### TASK TO COMPLETE
All lines in the records below with the word "Новгород" must be returned.

*** Opening of EXTRACTED MATERIAL ***

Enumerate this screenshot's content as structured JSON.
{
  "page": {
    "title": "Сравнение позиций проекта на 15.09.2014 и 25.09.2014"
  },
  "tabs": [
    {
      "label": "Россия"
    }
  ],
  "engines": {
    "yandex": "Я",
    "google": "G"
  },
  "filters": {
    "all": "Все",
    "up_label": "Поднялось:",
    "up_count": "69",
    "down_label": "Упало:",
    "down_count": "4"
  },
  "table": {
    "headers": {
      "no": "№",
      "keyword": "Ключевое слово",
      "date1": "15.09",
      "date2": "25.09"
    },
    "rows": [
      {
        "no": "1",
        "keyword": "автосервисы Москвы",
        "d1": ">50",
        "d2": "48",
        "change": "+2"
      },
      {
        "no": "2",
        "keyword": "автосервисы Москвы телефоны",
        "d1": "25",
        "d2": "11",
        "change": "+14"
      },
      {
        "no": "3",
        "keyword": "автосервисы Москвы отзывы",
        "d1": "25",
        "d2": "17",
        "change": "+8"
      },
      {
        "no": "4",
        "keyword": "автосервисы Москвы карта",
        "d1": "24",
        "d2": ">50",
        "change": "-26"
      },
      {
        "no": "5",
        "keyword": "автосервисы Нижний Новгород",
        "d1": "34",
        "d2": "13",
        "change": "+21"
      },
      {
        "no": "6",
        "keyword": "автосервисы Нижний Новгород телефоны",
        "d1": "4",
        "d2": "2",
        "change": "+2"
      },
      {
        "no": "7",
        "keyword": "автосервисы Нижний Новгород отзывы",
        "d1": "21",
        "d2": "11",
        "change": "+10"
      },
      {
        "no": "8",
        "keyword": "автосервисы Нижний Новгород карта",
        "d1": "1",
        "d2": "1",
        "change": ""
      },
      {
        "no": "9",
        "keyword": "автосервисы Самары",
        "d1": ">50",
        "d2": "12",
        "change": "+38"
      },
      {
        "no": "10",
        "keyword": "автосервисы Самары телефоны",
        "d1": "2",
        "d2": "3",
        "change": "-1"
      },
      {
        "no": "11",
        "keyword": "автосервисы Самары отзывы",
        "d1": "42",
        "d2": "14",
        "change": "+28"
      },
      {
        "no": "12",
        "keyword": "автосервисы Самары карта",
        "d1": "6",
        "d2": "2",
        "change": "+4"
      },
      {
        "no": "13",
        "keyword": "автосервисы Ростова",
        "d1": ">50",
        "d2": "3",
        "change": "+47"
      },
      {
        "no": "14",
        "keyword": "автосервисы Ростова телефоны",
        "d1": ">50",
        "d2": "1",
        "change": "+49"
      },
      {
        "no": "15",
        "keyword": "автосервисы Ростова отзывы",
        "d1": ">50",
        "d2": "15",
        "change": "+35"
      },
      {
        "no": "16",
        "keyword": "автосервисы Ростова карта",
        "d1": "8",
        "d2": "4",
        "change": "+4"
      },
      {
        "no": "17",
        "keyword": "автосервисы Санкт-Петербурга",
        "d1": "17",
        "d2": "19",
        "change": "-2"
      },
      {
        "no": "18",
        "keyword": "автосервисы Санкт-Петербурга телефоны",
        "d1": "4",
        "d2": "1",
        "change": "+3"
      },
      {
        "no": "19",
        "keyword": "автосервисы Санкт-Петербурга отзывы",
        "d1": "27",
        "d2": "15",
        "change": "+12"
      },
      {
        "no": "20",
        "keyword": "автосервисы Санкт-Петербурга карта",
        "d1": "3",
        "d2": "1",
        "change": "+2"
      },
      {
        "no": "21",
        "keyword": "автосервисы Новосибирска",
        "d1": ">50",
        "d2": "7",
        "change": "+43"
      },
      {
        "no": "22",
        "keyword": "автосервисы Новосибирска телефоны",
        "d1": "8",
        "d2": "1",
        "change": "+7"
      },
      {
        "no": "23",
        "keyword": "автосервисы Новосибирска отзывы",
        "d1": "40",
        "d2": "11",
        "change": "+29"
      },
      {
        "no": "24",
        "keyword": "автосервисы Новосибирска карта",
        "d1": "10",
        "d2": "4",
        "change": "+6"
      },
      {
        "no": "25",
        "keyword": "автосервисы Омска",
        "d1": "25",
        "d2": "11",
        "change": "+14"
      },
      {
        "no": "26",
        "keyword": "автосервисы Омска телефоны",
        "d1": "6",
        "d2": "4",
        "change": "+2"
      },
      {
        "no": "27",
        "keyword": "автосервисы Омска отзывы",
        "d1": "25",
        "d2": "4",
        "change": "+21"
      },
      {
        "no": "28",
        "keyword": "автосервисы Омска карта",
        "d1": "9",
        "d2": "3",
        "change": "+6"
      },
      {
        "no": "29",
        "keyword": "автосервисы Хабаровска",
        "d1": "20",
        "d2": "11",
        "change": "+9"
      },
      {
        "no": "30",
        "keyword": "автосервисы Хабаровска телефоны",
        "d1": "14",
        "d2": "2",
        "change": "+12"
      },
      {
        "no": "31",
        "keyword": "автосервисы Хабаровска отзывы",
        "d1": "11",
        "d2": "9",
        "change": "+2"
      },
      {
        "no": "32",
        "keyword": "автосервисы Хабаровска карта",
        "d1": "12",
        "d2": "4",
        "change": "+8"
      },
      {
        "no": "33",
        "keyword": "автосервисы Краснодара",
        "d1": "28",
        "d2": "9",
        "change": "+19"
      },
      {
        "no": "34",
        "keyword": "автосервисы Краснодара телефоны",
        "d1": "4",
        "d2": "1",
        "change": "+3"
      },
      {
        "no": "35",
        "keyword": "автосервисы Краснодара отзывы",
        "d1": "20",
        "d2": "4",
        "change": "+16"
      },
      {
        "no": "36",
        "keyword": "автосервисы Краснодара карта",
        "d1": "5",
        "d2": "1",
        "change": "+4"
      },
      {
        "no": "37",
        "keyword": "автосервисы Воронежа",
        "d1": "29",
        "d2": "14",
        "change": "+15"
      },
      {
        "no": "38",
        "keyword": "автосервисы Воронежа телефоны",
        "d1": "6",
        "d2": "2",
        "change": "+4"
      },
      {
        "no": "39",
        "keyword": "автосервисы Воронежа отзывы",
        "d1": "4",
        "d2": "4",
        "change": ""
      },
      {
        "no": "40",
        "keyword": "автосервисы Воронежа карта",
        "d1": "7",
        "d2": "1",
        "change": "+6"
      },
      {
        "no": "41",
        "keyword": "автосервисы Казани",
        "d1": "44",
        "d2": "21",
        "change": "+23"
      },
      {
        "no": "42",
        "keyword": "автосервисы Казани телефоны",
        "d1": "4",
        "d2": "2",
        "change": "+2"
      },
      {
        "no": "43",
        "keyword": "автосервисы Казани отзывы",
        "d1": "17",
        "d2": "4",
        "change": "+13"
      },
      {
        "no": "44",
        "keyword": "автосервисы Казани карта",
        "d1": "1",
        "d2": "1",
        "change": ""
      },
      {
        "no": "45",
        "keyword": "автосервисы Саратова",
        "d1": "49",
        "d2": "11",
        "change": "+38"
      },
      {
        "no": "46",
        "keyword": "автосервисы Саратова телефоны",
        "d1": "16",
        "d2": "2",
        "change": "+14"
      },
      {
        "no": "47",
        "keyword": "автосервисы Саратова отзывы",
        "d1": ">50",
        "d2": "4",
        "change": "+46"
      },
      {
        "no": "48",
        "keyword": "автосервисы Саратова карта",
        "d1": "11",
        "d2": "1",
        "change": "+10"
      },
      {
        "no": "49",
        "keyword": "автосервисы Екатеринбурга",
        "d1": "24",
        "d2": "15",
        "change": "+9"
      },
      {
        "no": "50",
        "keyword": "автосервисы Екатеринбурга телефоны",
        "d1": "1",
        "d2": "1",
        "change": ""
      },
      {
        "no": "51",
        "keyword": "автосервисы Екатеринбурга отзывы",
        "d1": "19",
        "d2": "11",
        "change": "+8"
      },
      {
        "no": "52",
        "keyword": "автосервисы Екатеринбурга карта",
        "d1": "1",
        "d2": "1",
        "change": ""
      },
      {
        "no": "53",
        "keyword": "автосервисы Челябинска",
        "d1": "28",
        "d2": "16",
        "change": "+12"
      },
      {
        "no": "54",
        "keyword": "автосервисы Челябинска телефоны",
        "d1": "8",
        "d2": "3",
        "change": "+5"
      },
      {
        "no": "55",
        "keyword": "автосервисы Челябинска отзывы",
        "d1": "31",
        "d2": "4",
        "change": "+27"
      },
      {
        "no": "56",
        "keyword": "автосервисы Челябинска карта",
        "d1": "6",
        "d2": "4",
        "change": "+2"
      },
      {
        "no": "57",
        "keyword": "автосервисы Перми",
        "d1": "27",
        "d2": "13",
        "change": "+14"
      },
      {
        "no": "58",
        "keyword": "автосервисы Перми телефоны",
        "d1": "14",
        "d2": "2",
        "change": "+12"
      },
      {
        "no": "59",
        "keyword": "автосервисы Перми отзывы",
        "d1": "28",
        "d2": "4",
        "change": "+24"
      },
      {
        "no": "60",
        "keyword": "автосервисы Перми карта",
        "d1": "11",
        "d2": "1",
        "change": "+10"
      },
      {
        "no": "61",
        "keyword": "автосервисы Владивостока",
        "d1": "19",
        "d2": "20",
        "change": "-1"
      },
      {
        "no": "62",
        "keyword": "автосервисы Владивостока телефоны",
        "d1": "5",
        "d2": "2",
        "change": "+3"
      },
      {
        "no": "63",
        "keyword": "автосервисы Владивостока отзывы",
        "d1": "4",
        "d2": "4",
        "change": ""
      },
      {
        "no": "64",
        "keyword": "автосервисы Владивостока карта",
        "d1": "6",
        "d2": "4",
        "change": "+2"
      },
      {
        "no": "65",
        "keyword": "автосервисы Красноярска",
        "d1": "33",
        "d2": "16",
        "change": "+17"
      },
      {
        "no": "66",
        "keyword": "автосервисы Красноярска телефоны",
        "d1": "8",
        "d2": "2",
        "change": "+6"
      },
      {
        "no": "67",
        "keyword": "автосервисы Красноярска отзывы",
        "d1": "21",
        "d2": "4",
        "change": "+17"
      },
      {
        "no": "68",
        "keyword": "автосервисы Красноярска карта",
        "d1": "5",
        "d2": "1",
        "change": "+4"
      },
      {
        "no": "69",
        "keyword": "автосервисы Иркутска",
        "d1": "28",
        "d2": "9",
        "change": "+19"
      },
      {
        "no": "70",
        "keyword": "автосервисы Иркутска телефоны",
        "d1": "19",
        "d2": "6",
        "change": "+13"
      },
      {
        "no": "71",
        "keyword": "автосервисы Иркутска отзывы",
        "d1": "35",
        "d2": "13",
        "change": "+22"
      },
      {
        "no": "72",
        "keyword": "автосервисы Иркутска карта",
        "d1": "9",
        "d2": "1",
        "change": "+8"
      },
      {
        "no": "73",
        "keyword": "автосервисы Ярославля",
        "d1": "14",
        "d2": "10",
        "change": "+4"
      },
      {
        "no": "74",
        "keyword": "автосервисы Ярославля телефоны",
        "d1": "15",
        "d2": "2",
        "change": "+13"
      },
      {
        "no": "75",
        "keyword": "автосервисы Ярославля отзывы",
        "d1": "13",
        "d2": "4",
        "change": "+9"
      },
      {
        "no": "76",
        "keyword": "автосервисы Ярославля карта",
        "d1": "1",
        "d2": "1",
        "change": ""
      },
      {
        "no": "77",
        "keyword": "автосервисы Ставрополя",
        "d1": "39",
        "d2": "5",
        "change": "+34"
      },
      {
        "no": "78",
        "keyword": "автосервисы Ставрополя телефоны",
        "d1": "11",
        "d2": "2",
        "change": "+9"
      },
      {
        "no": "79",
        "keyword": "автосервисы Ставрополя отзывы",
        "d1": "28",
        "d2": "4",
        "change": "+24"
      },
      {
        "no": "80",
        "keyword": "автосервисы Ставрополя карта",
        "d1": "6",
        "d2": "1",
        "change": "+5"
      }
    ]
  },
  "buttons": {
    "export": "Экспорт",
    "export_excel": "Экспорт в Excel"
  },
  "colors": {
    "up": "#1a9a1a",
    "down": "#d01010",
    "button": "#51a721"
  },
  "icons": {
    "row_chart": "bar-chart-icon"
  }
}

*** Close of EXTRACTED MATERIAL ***

### TASK RESPONSE
        "keyword": "автосервисы Нижний Новгород",
        "keyword": "автосервисы Нижний Новгород телефоны",
        "keyword": "автосервисы Нижний Новгород отзывы",
        "keyword": "автосервисы Нижний Новгород карта",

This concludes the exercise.